Caroline said...

I blog only what I am ready to talk about. I find that is the only way I can have any privacy. If it is ready for the internet, I'll talk about it. I don't have children but my mother reads my blog and then calls me to ask how I am doing.

laurie said...

I don't really want to put my blog on my kids' radar but I do want to talk about it with them. Challenging...talking about them is hard enough but what about the ways my story overlaps with theirs? That's exactly the question, Susan. Thank you for framing it.

Lene Andersen said...

I think there is sometimes a great value to be found in not working so hard to protect others from knowing your feelings. But then, I'm not a mom, and what is true for adults is quite another thing for kids. On the other hand, kids are often much more resilient than we assume in breaking the silence might help them in other ways.

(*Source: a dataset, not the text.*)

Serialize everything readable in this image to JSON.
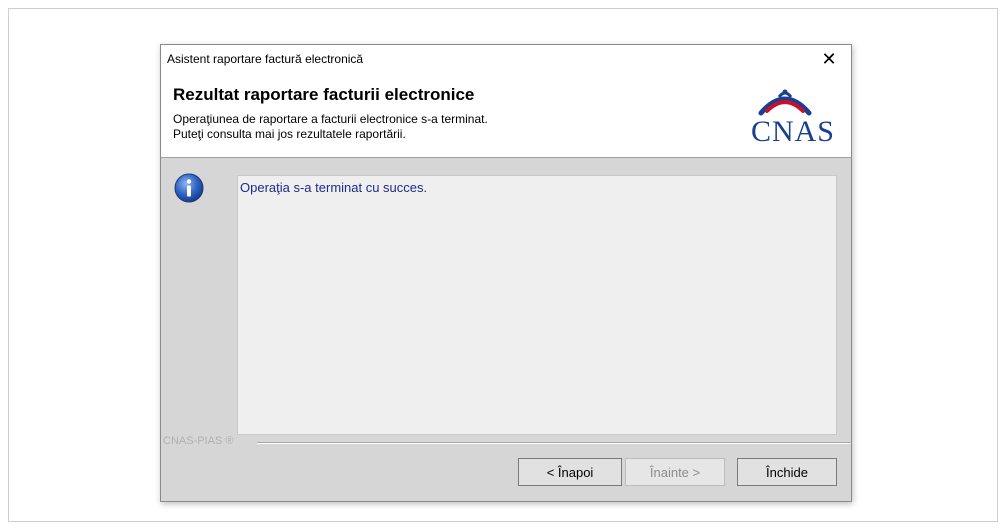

Your blog is about you and what you are comfortable sharing with the world. It's about your journey and your truth, both of which have important things to say. As someone else said, we may not write the entire truth, but only share what we are ready to share. Perhaps there are some guidance in that.

Monina Wagner said...

You know I have struggled with this and ultimately stopped blogging. But as Amara has gotten older, she is more cognizant of her surroundings and is asking more questions. She has also taken to reading old posts of mine. While I have a "new" blog, I don't write as often, and it makes me sad. It's cathartic to write and post, and I feel a part of me is gone because I no longer blog as authentically as I once did.

I must say, I am impressed you still kept a handwritten journal - something I have struggled with since I began blogging. I have thrown out old journals before and know how bittersweet it is.

As I've rambled on here, I realize I have no words of wisdom to share. Just wanted you to know you're not alone.

laurie said...

It's really hard not to become self-conscious as we realize others are reading but even more so when those others could be our kids. Writing authentically is better writing so much of the time but there is a price. I think most writers struggle with this and come down in all kinds of places. I have read memoirs where authors have been quite scathing of their parents and then dedicated the book to them!
And Mo - I miss you online!